* Work to complete *
For every line in the material, output its text exactly and exclude any image it holds.

*** Source data Section Begins ***

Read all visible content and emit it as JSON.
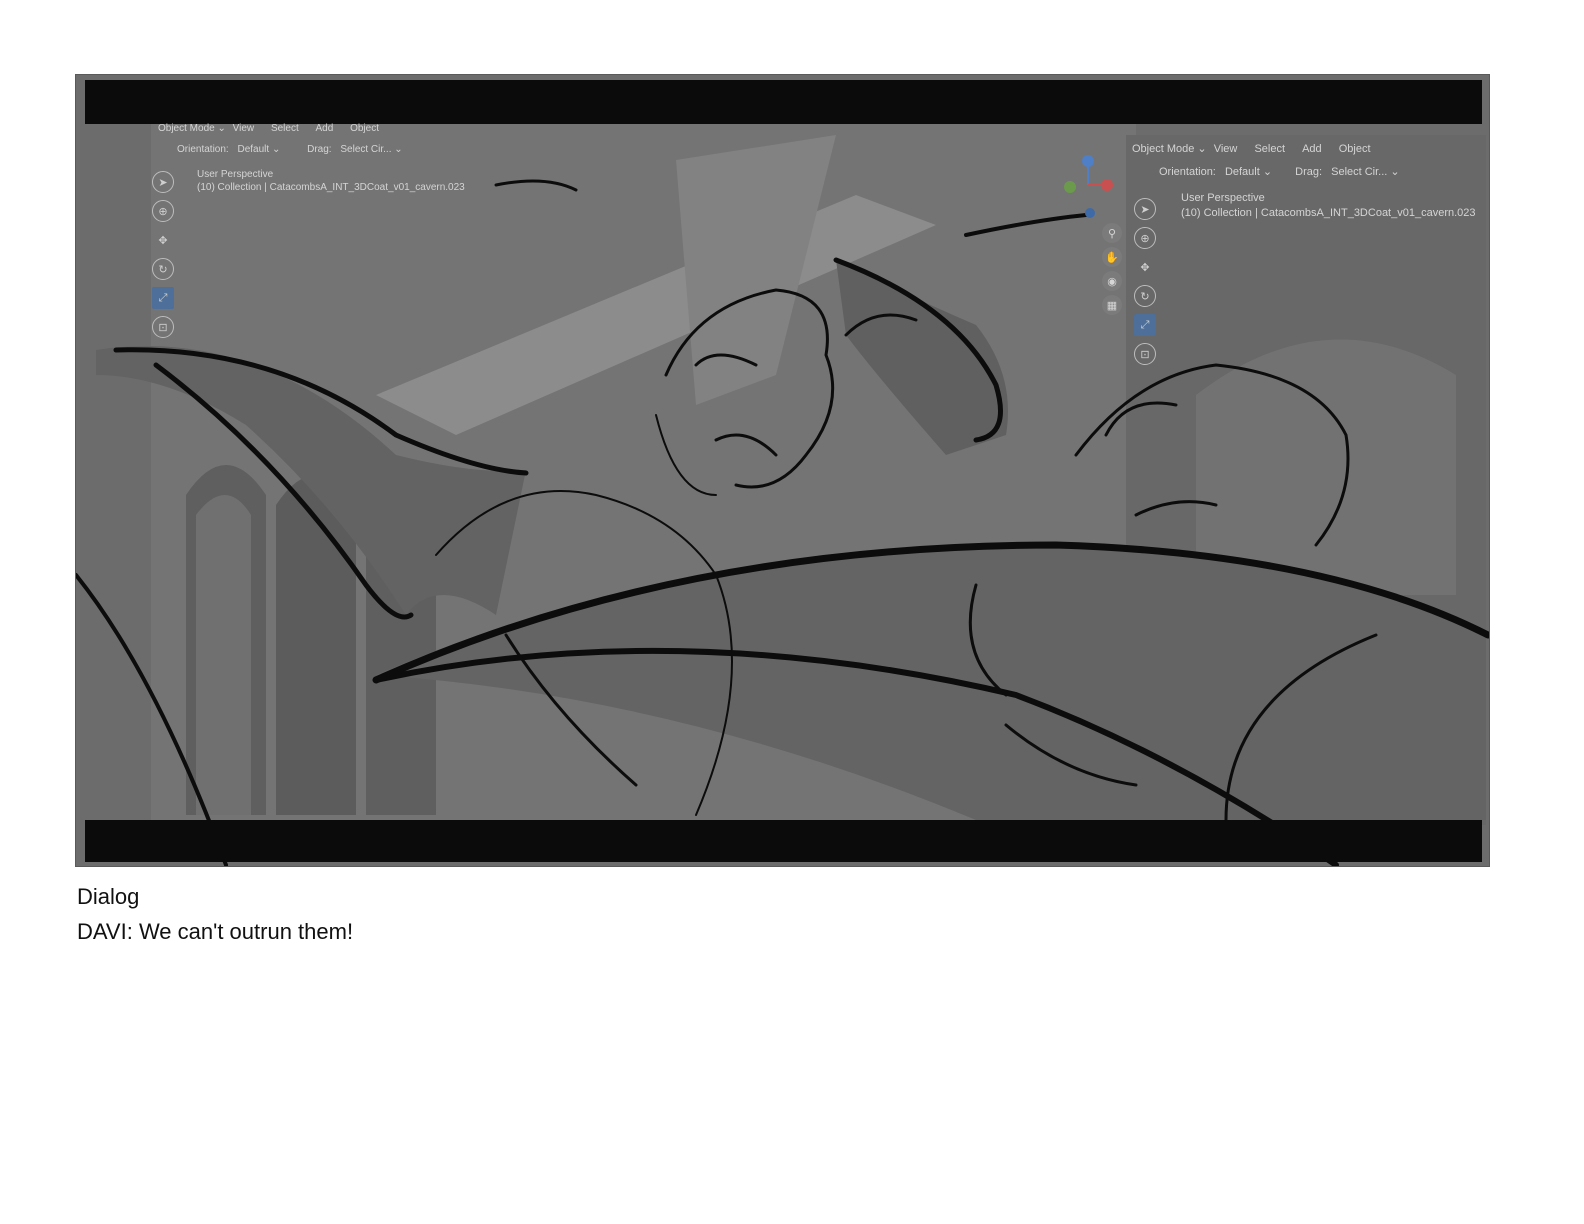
{
  "viewport_left": {
    "mode": "Object Mode",
    "menu": [
      "View",
      "Select",
      "Add",
      "Object"
    ],
    "orientation_label": "Orientation:",
    "orientation_value": "Default",
    "drag_label": "Drag:",
    "drag_value": "Select Cir...",
    "view_name": "User Perspective",
    "collection": "(10) Collection | CatacombsA_INT_3DCoat_v01_cavern.023"
  },
  "viewport_right": {
    "mode": "Object Mode",
    "menu": [
      "View",
      "Select",
      "Add",
      "Object"
    ],
    "orientation_label": "Orientation:",
    "orientation_value": "Default",
    "drag_label": "Drag:",
    "drag_value": "Select Cir...",
    "view_name": "User Perspective",
    "collection": "(10) Collection | CatacombsA_INT_3DCoat_v01_cavern.023"
  },
  "gizmo": {
    "z": "Z",
    "x": "X"
  },
  "icons": [
    "cursor-icon",
    "move-icon",
    "rotate-icon",
    "scale-icon",
    "transform-icon",
    "zoom-icon",
    "hand-icon",
    "camera-icon",
    "grid-icon"
  ],
  "colors": {
    "letterbox": "#0b0b0b",
    "active_tool": "#4d6f9a",
    "axis_z": "#4f7fc6",
    "axis_x": "#c85050",
    "axis_y": "#6c9a4c"
  },
  "caption": {
    "title": "Dialog",
    "line": "DAVI: We can't outrun them!"
  }
}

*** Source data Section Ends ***

* Answer to the exercise *
Read all visible content and emit it as JSON.
{
  "viewport_left": {
    "mode": "Object Mode",
    "menu": [
      "View",
      "Select",
      "Add",
      "Object"
    ],
    "orientation_label": "Orientation:",
    "orientation_value": "Default",
    "drag_label": "Drag:",
    "drag_value": "Select Cir...",
    "view_name": "User Perspective",
    "collection": "(10) Collection | CatacombsA_INT_3DCoat_v01_cavern.023"
  },
  "viewport_right": {
    "mode": "Object Mode",
    "menu": [
      "View",
      "Select",
      "Add",
      "Object"
    ],
    "orientation_label": "Orientation:",
    "orientation_value": "Default",
    "drag_label": "Drag:",
    "drag_value": "Select Cir...",
    "view_name": "User Perspective",
    "collection": "(10) Collection | CatacombsA_INT_3DCoat_v01_cavern.023"
  },
  "gizmo": {
    "z": "Z",
    "x": "X"
  },
  "icons": [
    "cursor-icon",
    "move-icon",
    "rotate-icon",
    "scale-icon",
    "transform-icon",
    "zoom-icon",
    "hand-icon",
    "camera-icon",
    "grid-icon"
  ],
  "colors": {
    "letterbox": "#0b0b0b",
    "active_tool": "#4d6f9a",
    "axis_z": "#4f7fc6",
    "axis_x": "#c85050",
    "axis_y": "#6c9a4c"
  },
  "caption": {
    "title": "Dialog",
    "line": "DAVI: We can't outrun them!"
  }
}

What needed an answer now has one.